A NEW child development program is being launched across Cape York and the Torres Strait.
The Torres and Cape Hospital and Health Service received $3.6 million from the state government’s Connected Community Pathways program to fund the new service.
The new service will see the establishment of a mobile visiting allied health team to work in collaboration with local Aboriginal and Torres Strait Islander allied health assistants.
The team will travel directly to see and treat patients at their local health care centres across the region.
The team will include speech pathologists, occupational therapists, physiotherapists, psychologists, social workers, and dietitians.
They will provide specialist assessment, diagnosis, and support of children with complex developmental delays, medical conditions, and disabilities as well the provision of ongoing therapy and support, and the building of local capacity in targeted communities.
“I am passionate about ensuring Queensland children get the best quality healthcare, no matter where they live,” said Health Minister Shannon Fentiman.
“Our government’s $67.5 million Connected Community Pathways program is providing initiatives that improve access to health care for people living in remote Queensland, such as our Virtual Emergency Department telehealth service.
“The $3.6 million new child development program will bring health care directly to communities, with teams of allied health professionals travelling to, and operating from their local Primary Health Care Centre.

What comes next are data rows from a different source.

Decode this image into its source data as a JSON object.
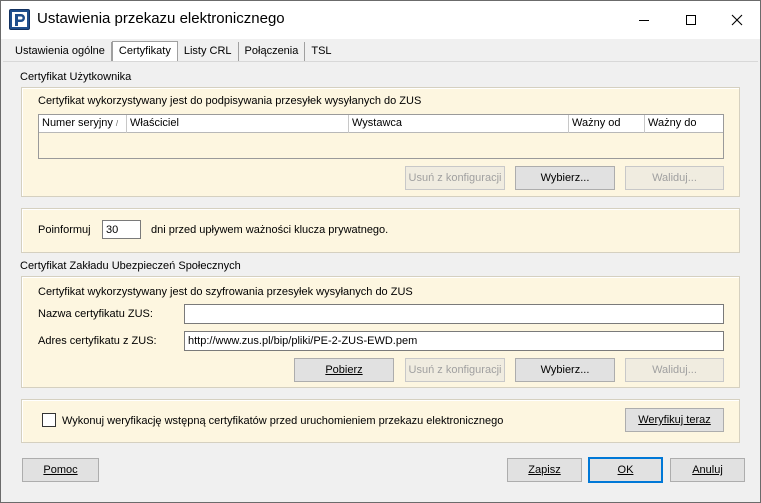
{
  "window": {
    "title": "Ustawienia przekazu elektronicznego",
    "app_icon_letter": "P"
  },
  "tabs": [
    {
      "label": "Ustawienia ogólne",
      "active": false
    },
    {
      "label": "Certyfikaty",
      "active": true
    },
    {
      "label": "Listy CRL",
      "active": false
    },
    {
      "label": "Połączenia",
      "active": false
    },
    {
      "label": "TSL",
      "active": false
    }
  ],
  "user_cert": {
    "section_label": "Certyfikat Użytkownika",
    "description": "Certyfikat wykorzystywany jest do podpisywania przesyłek wysyłanych do ZUS",
    "columns": [
      "Numer seryjny",
      "Właściciel",
      "Wystawca",
      "Ważny od",
      "Ważny do"
    ],
    "sort_indicator": "/",
    "rows": [],
    "buttons": {
      "remove": "Usuń z konfiguracji",
      "choose": "Wybierz...",
      "validate": "Waliduj..."
    }
  },
  "notify": {
    "prefix": "Poinformuj",
    "days_value": "30",
    "suffix": "dni przed upływem ważności klucza prywatnego."
  },
  "zus_cert": {
    "section_label": "Certyfikat Zakładu Ubezpieczeń Społecznych",
    "description": "Certyfikat wykorzystywany jest do szyfrowania przesyłek wysyłanych do ZUS",
    "name_label": "Nazwa certyfikatu ZUS:",
    "name_value": "",
    "address_label": "Adres certyfikatu z ZUS:",
    "address_value": "http://www.zus.pl/bip/pliki/PE-2-ZUS-EWD.pem",
    "buttons": {
      "download": "Pobierz",
      "remove": "Usuń z konfiguracji",
      "choose": "Wybierz...",
      "validate": "Waliduj..."
    }
  },
  "verify": {
    "checkbox_label": "Wykonuj weryfikację wstępną certyfikatów przed uruchomieniem przekazu elektronicznego",
    "checked": false,
    "button": "Weryfikuj teraz"
  },
  "footer": {
    "help": "Pomoc",
    "save": "Zapisz",
    "ok": "OK",
    "cancel": "Anuluj"
  },
  "colors": {
    "panel_bg": "#fdf6e0",
    "window_bg": "#f0f0f0",
    "accent": "#0078d7"
  }
}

“Our children deserve the best, and this program means less travel for families and less demand on our hospitals.
“The Torres and Cape Hospital and Health Service is one of four successful funding applications related to child development, along with Darling Downs HHS, Wide Bay HHS and Children’s Health Queensland HHS.”
Torres and Cape Hospital and Health Service executive director of allied health Amanda Wilson said: “Recruitment for the child development team is under way.

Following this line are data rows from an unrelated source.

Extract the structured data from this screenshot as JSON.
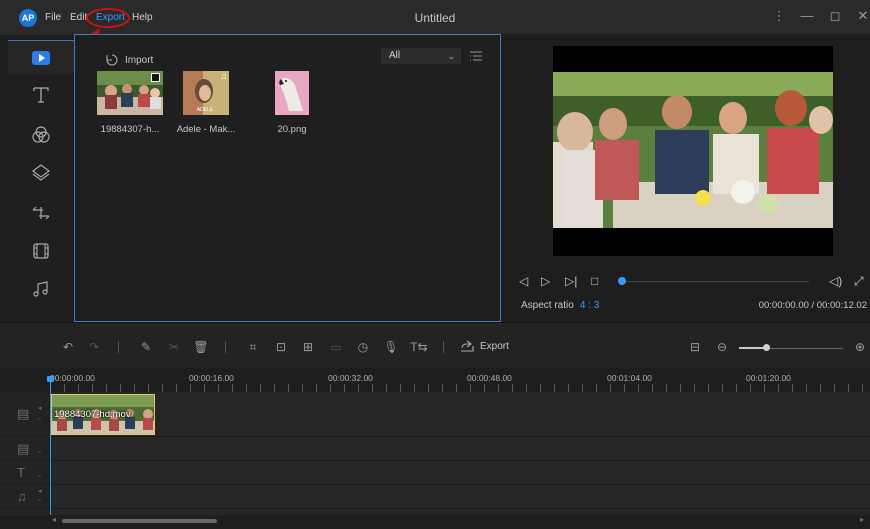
{
  "app": {
    "logo_text": "AP",
    "title": "Untitled"
  },
  "menu": {
    "file": "File",
    "edit": "Edit",
    "export": "Export",
    "help": "Help"
  },
  "window_controls": [
    "⋮",
    "—",
    "◻",
    "✕"
  ],
  "library": {
    "import_label": "Import",
    "filter_value": "All",
    "items": [
      {
        "name": "19884307-h...",
        "type": "video"
      },
      {
        "name": "Adele - Mak...",
        "type": "audio",
        "thumb_text": "ADELE"
      },
      {
        "name": "20.png",
        "type": "image"
      }
    ]
  },
  "preview": {
    "aspect_label": "Aspect ratio",
    "aspect_value": "4 : 3",
    "timecode": "00:00:00.00 / 00:00:12.02"
  },
  "timeline_toolbar": {
    "export_label": "Export"
  },
  "ruler": {
    "labels": [
      "00:00:00.00",
      "00:00:16.00",
      "00:00:32.00",
      "00:00:48.00",
      "00:01:04.00",
      "00:01:20.00"
    ]
  },
  "tracks": {
    "video_clip_label": "19884307-hd.mov"
  },
  "colors": {
    "accent": "#3a9bff",
    "highlight": "#d01010",
    "clip_border": "#e9c36a"
  }
}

“The move to establish the child development program was a result of a Local Area Needs Assessment project which was undertaken by the health service last year to better understand community health needs.

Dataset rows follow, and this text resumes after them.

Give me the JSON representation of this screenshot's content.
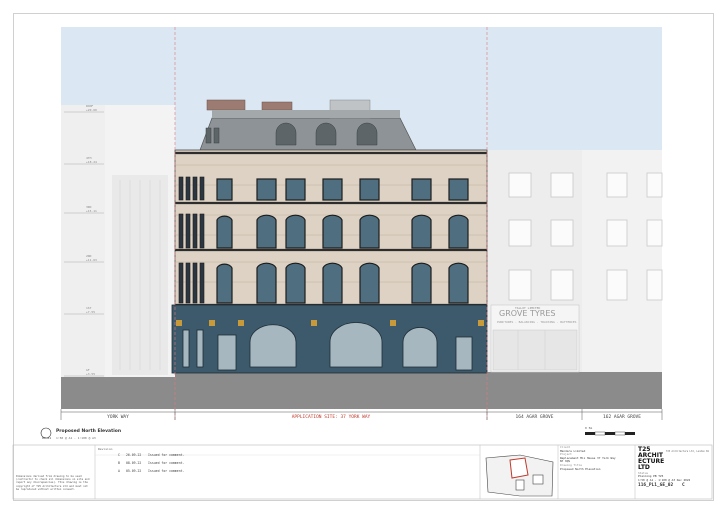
{
  "drawing": {
    "view_title": "Proposed North Elevation",
    "view_scale": "1:50 @ A1 - 1:100 @ A3",
    "view_ref": "0X.A1"
  },
  "streets": {
    "left": "YORK WAY",
    "site": "APPLICATION SITE: 37 YORK WAY",
    "right1": "164 AGAR GROVE",
    "right2": "162 AGAR GROVE"
  },
  "shop": {
    "fascia": "GROVE TYRES",
    "above": "TALLOT LIMITED",
    "sub": "PUNCTURES · BALANCING · TRACKING · BATTERIES"
  },
  "levels": [
    {
      "label": "ROOF",
      "value": "+20.60"
    },
    {
      "label": "4TH",
      "value": "+18.24"
    },
    {
      "label": "3RD",
      "value": "+15.11"
    },
    {
      "label": "2ND",
      "value": "+11.63"
    },
    {
      "label": "1ST",
      "value": "+7.55"
    },
    {
      "label": "GF",
      "value": "+3.55"
    }
  ],
  "revisions": {
    "header": "Revision",
    "rows": [
      {
        "rev": "C",
        "date": "26.09.22",
        "desc": "Issued for comment."
      },
      {
        "rev": "B",
        "date": "08.09.22",
        "desc": "Issued for comment."
      },
      {
        "rev": "A",
        "date": "05.09.22",
        "desc": "Issued for comment."
      }
    ]
  },
  "notes": "Dimensions derived from drawing to be used (contractor to check all dimensions on site and report any discrepancies). This drawing is the copyright of T25 Architecture Ltd and must not be reproduced without written consent.",
  "title_block": {
    "client_label": "Client",
    "client": "Mandora Limited",
    "project_label": "Project",
    "project": "Replacement Mix House 37 York Way N7 9QS",
    "drawing_label": "Drawing Title",
    "drawing": "Proposed North Elevation",
    "firm_line1": "T25",
    "firm_line2": "ARCHIT",
    "firm_line3": "ECTURE",
    "firm_line4": "LTD",
    "firm_address": "T25 Architecture Ltd, London N1",
    "status_label": "Status",
    "status": "Planning",
    "drawn_label": "Drawn",
    "drawn": "PB",
    "checked_label": "Checked",
    "checked": "T25",
    "scale_label": "Scale",
    "scale": "1:50 @ A1 · 1:100 @ A3",
    "date_label": "Date",
    "date": "Dec 2022",
    "number_label": "Drawing No.",
    "number": "116_PL1_GE_02",
    "rev_label": "Revision",
    "rev": "C"
  },
  "scale_bar": {
    "label": "0      5m"
  },
  "colors": {
    "sky": "#dbe8f3",
    "ground": "#888888",
    "stucco": "#ddd2c3",
    "shopfront": "#3d5a6c",
    "site_line": "#e07a7a"
  }
}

“Through that project, it was identified that maternal and child health and child development was the absolute top priority.
“We are thrilled to have been selected as a funding recipient to provide these much-needed services for our communities, and work toward our goals of investing in healthcare in the first 2000 days of life.”